Spoiler alert: If you have never seen The Matrix, you might not want to read this post.
Continuing from yesterday…
In The Matrix the Oracle tells Neo that he is not “the one”. He has the talent, she says, but he lacks the conviction.
Then she tells him that either he or Morpheus must die. The only way he can save Morpheus is to sacrifice his own life.
But neither part of her prophecy comes true. When Neo realizes this, he is confused. Morpheus then explains that the Oracle tells each person what they need to hear.
In other words, the Oracle did not describe the future to Neo. Rather, she described a future, which she knew would cause him to engage in a set of actions that would lead to a better future.
We see here the vector from A Christmas Carol to The Matrix. In the 156 years between the former and the latter, the use of prophecy in speculative fiction had become far more relative and nuanced.
By 1999, when The Matrix was released, Western culture had completely forsaken the concept of a single immutable future. It was now so thoroughly embracing the principle of a multiplicity of futures that the role of an Oracle had been fundamentally transformed.
We see this now in many contemporary time traveling narratives, including Continuum, Travelers and Frequency.

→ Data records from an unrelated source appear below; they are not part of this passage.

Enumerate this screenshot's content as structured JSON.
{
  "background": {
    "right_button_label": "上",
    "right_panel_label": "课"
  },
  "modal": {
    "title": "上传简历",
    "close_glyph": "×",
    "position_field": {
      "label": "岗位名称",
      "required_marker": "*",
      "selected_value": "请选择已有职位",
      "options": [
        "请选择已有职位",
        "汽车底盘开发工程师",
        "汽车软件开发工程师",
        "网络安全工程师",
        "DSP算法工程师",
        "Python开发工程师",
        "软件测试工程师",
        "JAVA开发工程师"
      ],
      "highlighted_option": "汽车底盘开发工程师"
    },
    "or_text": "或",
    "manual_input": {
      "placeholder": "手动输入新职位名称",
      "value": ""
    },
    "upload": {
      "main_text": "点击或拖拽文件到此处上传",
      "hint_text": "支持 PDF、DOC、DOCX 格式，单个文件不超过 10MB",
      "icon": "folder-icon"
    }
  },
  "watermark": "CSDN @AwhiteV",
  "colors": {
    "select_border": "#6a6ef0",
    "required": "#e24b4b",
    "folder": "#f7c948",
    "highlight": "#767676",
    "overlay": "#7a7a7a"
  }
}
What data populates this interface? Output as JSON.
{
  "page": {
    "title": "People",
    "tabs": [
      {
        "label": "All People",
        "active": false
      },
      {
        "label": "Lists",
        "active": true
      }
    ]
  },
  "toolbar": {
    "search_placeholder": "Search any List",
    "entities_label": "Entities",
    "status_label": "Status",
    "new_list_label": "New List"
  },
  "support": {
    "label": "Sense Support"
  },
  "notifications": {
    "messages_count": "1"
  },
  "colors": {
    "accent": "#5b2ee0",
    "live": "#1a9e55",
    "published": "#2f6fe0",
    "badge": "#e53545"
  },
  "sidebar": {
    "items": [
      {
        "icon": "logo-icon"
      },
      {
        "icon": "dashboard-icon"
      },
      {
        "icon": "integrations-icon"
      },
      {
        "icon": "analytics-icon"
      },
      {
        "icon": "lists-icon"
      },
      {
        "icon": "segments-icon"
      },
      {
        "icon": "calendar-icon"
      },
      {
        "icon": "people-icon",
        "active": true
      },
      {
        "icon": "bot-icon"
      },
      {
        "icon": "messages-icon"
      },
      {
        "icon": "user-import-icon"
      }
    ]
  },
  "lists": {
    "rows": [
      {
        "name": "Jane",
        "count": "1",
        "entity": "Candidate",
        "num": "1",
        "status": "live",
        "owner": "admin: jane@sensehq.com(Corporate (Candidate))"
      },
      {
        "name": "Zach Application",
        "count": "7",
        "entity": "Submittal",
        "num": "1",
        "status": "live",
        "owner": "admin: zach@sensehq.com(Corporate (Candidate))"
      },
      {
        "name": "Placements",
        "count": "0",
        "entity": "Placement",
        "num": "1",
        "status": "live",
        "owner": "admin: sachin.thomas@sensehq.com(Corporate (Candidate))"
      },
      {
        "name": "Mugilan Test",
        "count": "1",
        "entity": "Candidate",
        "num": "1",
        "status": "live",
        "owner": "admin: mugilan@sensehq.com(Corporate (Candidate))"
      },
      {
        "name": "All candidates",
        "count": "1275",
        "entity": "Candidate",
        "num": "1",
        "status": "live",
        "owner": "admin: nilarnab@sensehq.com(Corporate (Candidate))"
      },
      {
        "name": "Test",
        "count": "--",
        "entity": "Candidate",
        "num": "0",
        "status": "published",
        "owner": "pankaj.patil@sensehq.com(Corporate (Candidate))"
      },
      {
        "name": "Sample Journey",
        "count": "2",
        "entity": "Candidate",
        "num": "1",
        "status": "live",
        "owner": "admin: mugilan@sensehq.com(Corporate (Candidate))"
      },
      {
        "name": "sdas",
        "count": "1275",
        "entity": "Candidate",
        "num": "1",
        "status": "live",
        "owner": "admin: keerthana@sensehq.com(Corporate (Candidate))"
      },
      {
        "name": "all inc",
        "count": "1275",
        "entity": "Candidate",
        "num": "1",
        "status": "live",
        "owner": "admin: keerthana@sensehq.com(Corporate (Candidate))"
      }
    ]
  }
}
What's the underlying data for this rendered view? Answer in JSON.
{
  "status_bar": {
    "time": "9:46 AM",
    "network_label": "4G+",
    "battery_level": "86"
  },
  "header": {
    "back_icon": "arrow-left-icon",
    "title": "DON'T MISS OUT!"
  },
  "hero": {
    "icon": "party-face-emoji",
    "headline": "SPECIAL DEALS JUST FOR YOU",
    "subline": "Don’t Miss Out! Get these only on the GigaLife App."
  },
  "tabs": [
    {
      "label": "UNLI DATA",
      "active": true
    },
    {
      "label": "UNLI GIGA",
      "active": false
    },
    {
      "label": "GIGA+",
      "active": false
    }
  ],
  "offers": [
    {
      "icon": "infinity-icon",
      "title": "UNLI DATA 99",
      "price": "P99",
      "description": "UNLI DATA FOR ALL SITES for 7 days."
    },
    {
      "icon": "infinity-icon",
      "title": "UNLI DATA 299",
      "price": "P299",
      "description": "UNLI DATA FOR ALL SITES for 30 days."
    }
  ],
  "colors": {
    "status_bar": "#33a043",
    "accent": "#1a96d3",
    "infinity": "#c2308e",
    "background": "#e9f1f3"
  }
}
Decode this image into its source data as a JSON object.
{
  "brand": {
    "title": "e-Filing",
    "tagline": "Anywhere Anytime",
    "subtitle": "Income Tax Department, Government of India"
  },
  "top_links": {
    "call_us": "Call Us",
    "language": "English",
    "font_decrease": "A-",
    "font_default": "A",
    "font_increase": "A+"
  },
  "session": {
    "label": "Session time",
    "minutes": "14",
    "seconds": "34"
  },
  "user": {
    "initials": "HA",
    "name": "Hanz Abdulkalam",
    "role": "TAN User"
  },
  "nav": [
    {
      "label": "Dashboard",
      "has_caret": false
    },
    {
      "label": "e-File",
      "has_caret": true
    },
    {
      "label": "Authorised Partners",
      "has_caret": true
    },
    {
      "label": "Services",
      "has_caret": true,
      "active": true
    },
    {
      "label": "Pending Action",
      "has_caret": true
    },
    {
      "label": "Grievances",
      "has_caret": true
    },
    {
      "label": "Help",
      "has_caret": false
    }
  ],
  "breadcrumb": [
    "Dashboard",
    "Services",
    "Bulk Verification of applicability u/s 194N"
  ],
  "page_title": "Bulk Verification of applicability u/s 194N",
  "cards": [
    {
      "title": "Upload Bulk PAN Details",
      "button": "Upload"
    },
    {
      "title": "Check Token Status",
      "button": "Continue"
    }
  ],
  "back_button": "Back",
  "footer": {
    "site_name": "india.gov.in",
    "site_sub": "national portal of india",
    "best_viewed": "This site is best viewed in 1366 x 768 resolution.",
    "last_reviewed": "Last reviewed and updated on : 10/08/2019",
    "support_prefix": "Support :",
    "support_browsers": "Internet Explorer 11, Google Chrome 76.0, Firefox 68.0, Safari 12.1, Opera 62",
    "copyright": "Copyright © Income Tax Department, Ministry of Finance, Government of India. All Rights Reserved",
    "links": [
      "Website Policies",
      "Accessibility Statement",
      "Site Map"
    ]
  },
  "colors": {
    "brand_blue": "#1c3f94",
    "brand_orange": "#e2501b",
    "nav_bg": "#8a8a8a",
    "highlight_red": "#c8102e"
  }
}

The voice of the Oracle no longer serves as a messenger of immutable fate. Instead, that voice now functions as a kind of New Age life coach.